It is going to get hot, Hades hot and humid. For those with sensitive respiratory systems, the young and the elderly, will suffer the most, especially if they are poor and without resources or cooling stations. Southwestern US, already suffering a shortage of water, has a good possibility of imitating a blazing desert filled with parched plants and people that need but one lightening strike to flame away all in its path while elsewhere flooding being experienced now will return like a bad nightmare destroying prized farmland and washing away more homes. It was 15 years since the Mississippi flood plain experience flood stage records and this year the records are being beaten by several feet or meters, not mere inches. Funding was denied by a republican controlled congress to implement the plans to build catch basins that would have mitigated the current disaster. Doomed to repeat it again seems to be the consistent Bush mantra, especially after a 2004 prior scenario planning event for New Orleans predicted what would happen and it did in 2005.
The economic and physical ramifications of the extreme weather events forecast in the report can already be grasped by the flooding in the Midwest, said Richard Moss, vice president for climate change at the World Wildlife Fund.
Moss, who previously headed the CCSP coordination office, said, "the longer we delay on cutting emissions, the higher the bill will be from these impacts."
The report said higher temperatures from global warming will also increase the likelihood of severe droughts in the U.S. Southwest, parts of Mexico, and the Caribbean. Heat waves are more likely "over most land areas, most pronounced over the northwestern two thirds of North America," it said.Another government report issued on Friday and led by the Environmental Protection Agency, said some of the effects of climate change could be mitigated by methods like restoring vegetation along streams, increasing the resilience of ecosystems. (Reuters photo Marine One touring Iowa City 2008)
Floods are a witches brew of raw sewage, animal waste, chemicals with a variety of items floating about including carcasses. Underneath all that water now is a goodly portion of the nation's food supply. Imagine the cost of food and fuel when the coming floods tops this latest disaster the heartland is living through. This week, there are at least 20 breached levees so far inundating Iowa, Illinois and Missouri farmland and urban areas alike. The report is preparing people to expect more of the same conditions not less. That puts a real premium on investigating US presidential candidate plans for infrastructure and how they expect to pay for the necessary 2008 repairs while shoring up for the coming deluges and droughts. Too much water in one region and nowhere near enough elsewhere is going to exacerbate intrastate squabbling over water, with get rich developers screaming to continue at the same pace with more ecosystems losing. Something has to give. The coming legal battles will need a SCOTUS that understands the prevailing conditions. Our super nice Canadian neighbors have a stake in the Great Lakes and will not tolerate US domination.
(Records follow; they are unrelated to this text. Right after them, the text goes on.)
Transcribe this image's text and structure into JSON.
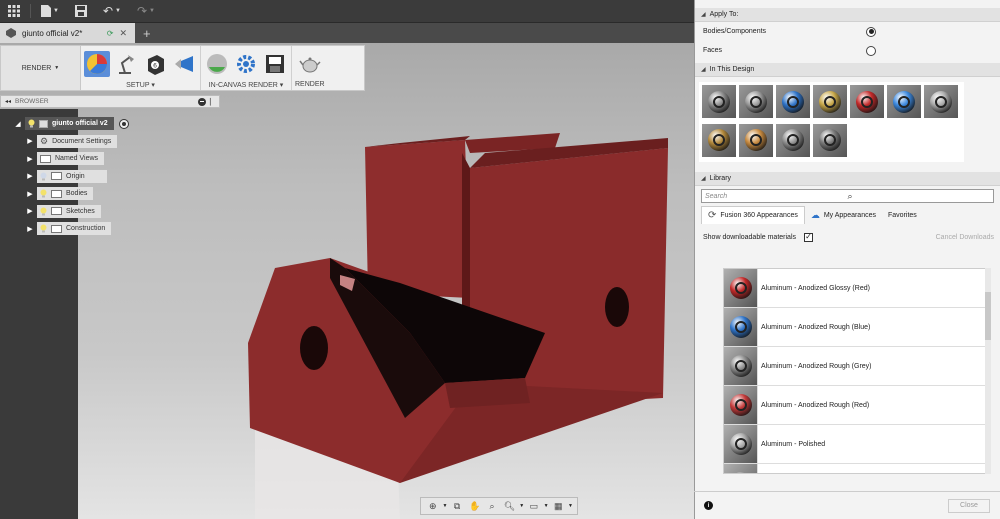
{
  "document": {
    "tab_title": "giunto official v2*"
  },
  "ribbon": {
    "mode": "RENDER",
    "groups": [
      {
        "label": "SETUP"
      },
      {
        "label": "IN-CANVAS RENDER"
      },
      {
        "label": "RENDER"
      }
    ]
  },
  "browser": {
    "title": "BROWSER",
    "root": "giunto official v2",
    "items": [
      {
        "label": "Document Settings",
        "icon": "gear-icon"
      },
      {
        "label": "Named Views",
        "icon": "folder-icon"
      },
      {
        "label": "Origin",
        "icon": "folder-icon"
      },
      {
        "label": "Bodies",
        "icon": "folder-icon"
      },
      {
        "label": "Sketches",
        "icon": "folder-icon"
      },
      {
        "label": "Construction",
        "icon": "folder-icon"
      }
    ]
  },
  "panel": {
    "apply_to": {
      "title": "Apply To:",
      "options": [
        {
          "label": "Bodies/Components",
          "selected": true
        },
        {
          "label": "Faces",
          "selected": false
        }
      ]
    },
    "in_this_design": {
      "title": "In This Design",
      "swatches": [
        "#8c8c8c",
        "#9a9a9a",
        "#2f74c9",
        "#c9a94a",
        "#c42a2a",
        "#3d8ae0",
        "#aaaaaa",
        "#b48a3c",
        "#c98b40",
        "#8f8f8f",
        "#7c7c7c"
      ]
    },
    "library": {
      "title": "Library",
      "search_placeholder": "Search",
      "tabs": [
        "Fusion 360 Appearances",
        "My Appearances",
        "Favorites"
      ],
      "show_downloadable": "Show downloadable materials",
      "cancel_downloads": "Cancel Downloads",
      "items": [
        {
          "name": "Aluminum - Anodized Glossy (Red)",
          "color": "#c42a2a"
        },
        {
          "name": "Aluminum - Anodized Rough (Blue)",
          "color": "#2f74c9"
        },
        {
          "name": "Aluminum - Anodized Rough (Grey)",
          "color": "#8c8c8c"
        },
        {
          "name": "Aluminum - Anodized Rough (Red)",
          "color": "#c43a3a"
        },
        {
          "name": "Aluminum - Polished",
          "color": "#a5a5a5"
        },
        {
          "name": "",
          "color": "#9a9a9a"
        }
      ]
    },
    "close_label": "Close"
  },
  "colors": {
    "model": "#8a2b2b",
    "accent": "#5b8ed9"
  }
}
But the committee chairman, Gerald E. Galloway Jr., a former brigadier general with the Corps of Engineers, said in an interview that few broad changes were made once the floodwaters of 1993 receded and were forgotten.
“We told them there were going to be more floods like this,” said Dr. Galloway, now an engineering professor at the University of Maryland. “Everybody likes to go out and shake hands on the levee now and offer sandbags, but that’s not helpful. This shouldn’t have happened in the first place.”
While the committee’s recommendations certainly would not have prevented the Mississippi and its tributaries from rising to catastrophic levels, Dr. Galloway said they could have lessened the sense of helplessness and limited some of the damage.
Among the committee suggestions that Dr. Galloway said were largely overlooked: a more systematic approach to what the 1994 report described as “a loose aggregation of federal, local and individual levees and reservoirs” on these Midwestern rivers in which, that report said, “many levees are poorly sited and will fail again in the future.”
Completely frightening book filled with humankind's self absorption on climate change BEFORE the NOAA study appeared in the news. Field Notes From A Catastrophe: Man, Nature and Climate Change is now available in paperback from Elizabeth Kolbert and it had a sense of urgency more than a year ago.